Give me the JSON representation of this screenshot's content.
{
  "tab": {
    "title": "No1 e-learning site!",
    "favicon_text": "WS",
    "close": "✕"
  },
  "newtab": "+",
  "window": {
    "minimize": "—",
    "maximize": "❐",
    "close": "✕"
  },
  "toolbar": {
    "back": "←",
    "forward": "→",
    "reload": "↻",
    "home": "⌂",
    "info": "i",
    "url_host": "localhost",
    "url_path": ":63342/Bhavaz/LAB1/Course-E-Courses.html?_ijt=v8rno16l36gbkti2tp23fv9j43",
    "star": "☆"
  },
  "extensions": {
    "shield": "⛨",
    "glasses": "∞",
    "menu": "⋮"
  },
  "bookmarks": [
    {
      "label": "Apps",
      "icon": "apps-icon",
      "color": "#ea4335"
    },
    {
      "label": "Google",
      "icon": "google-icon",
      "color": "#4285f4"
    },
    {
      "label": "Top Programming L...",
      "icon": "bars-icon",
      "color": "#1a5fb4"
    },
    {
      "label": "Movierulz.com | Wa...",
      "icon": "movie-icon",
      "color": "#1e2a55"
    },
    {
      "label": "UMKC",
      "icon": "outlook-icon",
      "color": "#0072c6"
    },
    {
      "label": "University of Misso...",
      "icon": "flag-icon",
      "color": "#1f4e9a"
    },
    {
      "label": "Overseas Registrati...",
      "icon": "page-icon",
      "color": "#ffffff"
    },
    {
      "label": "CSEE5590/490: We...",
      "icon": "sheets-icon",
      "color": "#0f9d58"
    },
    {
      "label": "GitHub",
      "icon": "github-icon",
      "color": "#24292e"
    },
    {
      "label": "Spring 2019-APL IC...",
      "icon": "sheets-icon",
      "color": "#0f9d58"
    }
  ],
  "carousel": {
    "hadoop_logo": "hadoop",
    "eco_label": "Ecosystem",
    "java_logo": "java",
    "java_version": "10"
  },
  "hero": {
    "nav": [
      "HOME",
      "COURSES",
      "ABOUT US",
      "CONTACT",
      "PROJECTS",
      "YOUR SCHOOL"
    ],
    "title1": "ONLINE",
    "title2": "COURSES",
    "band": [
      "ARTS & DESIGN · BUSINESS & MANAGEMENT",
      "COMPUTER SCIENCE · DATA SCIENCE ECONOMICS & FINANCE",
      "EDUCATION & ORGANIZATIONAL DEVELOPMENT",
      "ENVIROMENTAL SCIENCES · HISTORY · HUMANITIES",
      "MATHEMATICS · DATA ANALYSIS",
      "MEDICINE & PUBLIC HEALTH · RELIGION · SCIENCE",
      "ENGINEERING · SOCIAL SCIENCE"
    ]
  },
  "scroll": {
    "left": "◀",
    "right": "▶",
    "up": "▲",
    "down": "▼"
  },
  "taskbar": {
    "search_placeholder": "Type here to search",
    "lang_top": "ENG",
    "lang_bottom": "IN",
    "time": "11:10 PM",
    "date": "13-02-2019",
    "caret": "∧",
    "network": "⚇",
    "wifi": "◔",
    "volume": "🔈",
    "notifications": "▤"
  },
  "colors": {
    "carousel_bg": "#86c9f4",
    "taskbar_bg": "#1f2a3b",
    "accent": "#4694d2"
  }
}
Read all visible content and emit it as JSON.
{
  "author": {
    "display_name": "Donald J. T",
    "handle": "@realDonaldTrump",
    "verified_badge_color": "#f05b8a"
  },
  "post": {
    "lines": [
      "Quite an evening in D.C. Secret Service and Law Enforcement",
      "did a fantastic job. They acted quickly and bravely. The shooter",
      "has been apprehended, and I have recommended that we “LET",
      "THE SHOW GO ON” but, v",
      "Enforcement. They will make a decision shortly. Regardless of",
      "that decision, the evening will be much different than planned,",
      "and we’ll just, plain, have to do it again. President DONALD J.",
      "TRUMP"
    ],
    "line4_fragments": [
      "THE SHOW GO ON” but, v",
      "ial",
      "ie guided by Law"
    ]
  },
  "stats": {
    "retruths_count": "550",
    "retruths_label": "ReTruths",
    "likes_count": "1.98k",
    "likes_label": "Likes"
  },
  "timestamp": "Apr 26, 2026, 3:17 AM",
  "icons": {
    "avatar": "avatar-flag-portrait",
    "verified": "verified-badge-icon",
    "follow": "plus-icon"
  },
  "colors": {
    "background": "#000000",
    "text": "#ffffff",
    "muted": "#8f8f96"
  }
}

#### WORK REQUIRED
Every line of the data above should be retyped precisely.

#### TASK OUTPUT
Give me the JSON representation of this screenshot's content.
{
  "tab": {
    "title": "No1 e-learning site!",
    "favicon_text": "WS",
    "close": "✕"
  },
  "newtab": "+",
  "window": {
    "minimize": "—",
    "maximize": "❐",
    "close": "✕"
  },
  "toolbar": {
    "back": "←",
    "forward": "→",
    "reload": "↻",
    "home": "⌂",
    "info": "i",
    "url_host": "localhost",
    "url_path": ":63342/Bhavaz/LAB1/Course-E-Courses.html?_ijt=v8rno16l36gbkti2tp23fv9j43",
    "star": "☆"
  },
  "extensions": {
    "shield": "⛨",
    "glasses": "∞",
    "menu": "⋮"
  },
  "bookmarks": [
    {
      "label": "Apps",
      "icon": "apps-icon",
      "color": "#ea4335"
    },
    {
      "label": "Google",
      "icon": "google-icon",
      "color": "#4285f4"
    },
    {
      "label": "Top Programming L...",
      "icon": "bars-icon",
      "color": "#1a5fb4"
    },
    {
      "label": "Movierulz.com | Wa...",
      "icon": "movie-icon",
      "color": "#1e2a55"
    },
    {
      "label": "UMKC",
      "icon": "outlook-icon",
      "color": "#0072c6"
    },
    {
      "label": "University of Misso...",
      "icon": "flag-icon",
      "color": "#1f4e9a"
    },
    {
      "label": "Overseas Registrati...",
      "icon": "page-icon",
      "color": "#ffffff"
    },
    {
      "label": "CSEE5590/490: We...",
      "icon": "sheets-icon",
      "color": "#0f9d58"
    },
    {
      "label": "GitHub",
      "icon": "github-icon",
      "color": "#24292e"
    },
    {
      "label": "Spring 2019-APL IC...",
      "icon": "sheets-icon",
      "color": "#0f9d58"
    }
  ],
  "carousel": {
    "hadoop_logo": "hadoop",
    "eco_label": "Ecosystem",
    "java_logo": "java",
    "java_version": "10"
  },
  "hero": {
    "nav": [
      "HOME",
      "COURSES",
      "ABOUT US",
      "CONTACT",
      "PROJECTS",
      "YOUR SCHOOL"
    ],
    "title1": "ONLINE",
    "title2": "COURSES",
    "band": [
      "ARTS & DESIGN · BUSINESS & MANAGEMENT",
      "COMPUTER SCIENCE · DATA SCIENCE ECONOMICS & FINANCE",
      "EDUCATION & ORGANIZATIONAL DEVELOPMENT",
      "ENVIROMENTAL SCIENCES · HISTORY · HUMANITIES",
      "MATHEMATICS · DATA ANALYSIS",
      "MEDICINE & PUBLIC HEALTH · RELIGION · SCIENCE",
      "ENGINEERING · SOCIAL SCIENCE"
    ]
  },
  "scroll": {
    "left": "◀",
    "right": "▶",
    "up": "▲",
    "down": "▼"
  },
  "taskbar": {
    "search_placeholder": "Type here to search",
    "lang_top": "ENG",
    "lang_bottom": "IN",
    "time": "11:10 PM",
    "date": "13-02-2019",
    "caret": "∧",
    "network": "⚇",
    "wifi": "◔",
    "volume": "🔈",
    "notifications": "▤"
  },
  "colors": {
    "carousel_bg": "#86c9f4",
    "taskbar_bg": "#1f2a3b",
    "accent": "#4694d2"
  }
}
Read all visible content and emit it as JSON.
{
  "author": {
    "display_name": "Donald J. T",
    "handle": "@realDonaldTrump",
    "verified_badge_color": "#f05b8a"
  },
  "post": {
    "lines": [
      "Quite an evening in D.C. Secret Service and Law Enforcement",
      "did a fantastic job. They acted quickly and bravely. The shooter",
      "has been apprehended, and I have recommended that we “LET",
      "THE SHOW GO ON” but, v",
      "Enforcement. They will make a decision shortly. Regardless of",
      "that decision, the evening will be much different than planned,",
      "and we’ll just, plain, have to do it again. President DONALD J.",
      "TRUMP"
    ],
    "line4_fragments": [
      "THE SHOW GO ON” but, v",
      "ial",
      "ie guided by Law"
    ]
  },
  "stats": {
    "retruths_count": "550",
    "retruths_label": "ReTruths",
    "likes_count": "1.98k",
    "likes_label": "Likes"
  },
  "timestamp": "Apr 26, 2026, 3:17 AM",
  "icons": {
    "avatar": "avatar-flag-portrait",
    "verified": "verified-badge-icon",
    "follow": "plus-icon"
  },
  "colors": {
    "background": "#000000",
    "text": "#ffffff",
    "muted": "#8f8f96"
  }
}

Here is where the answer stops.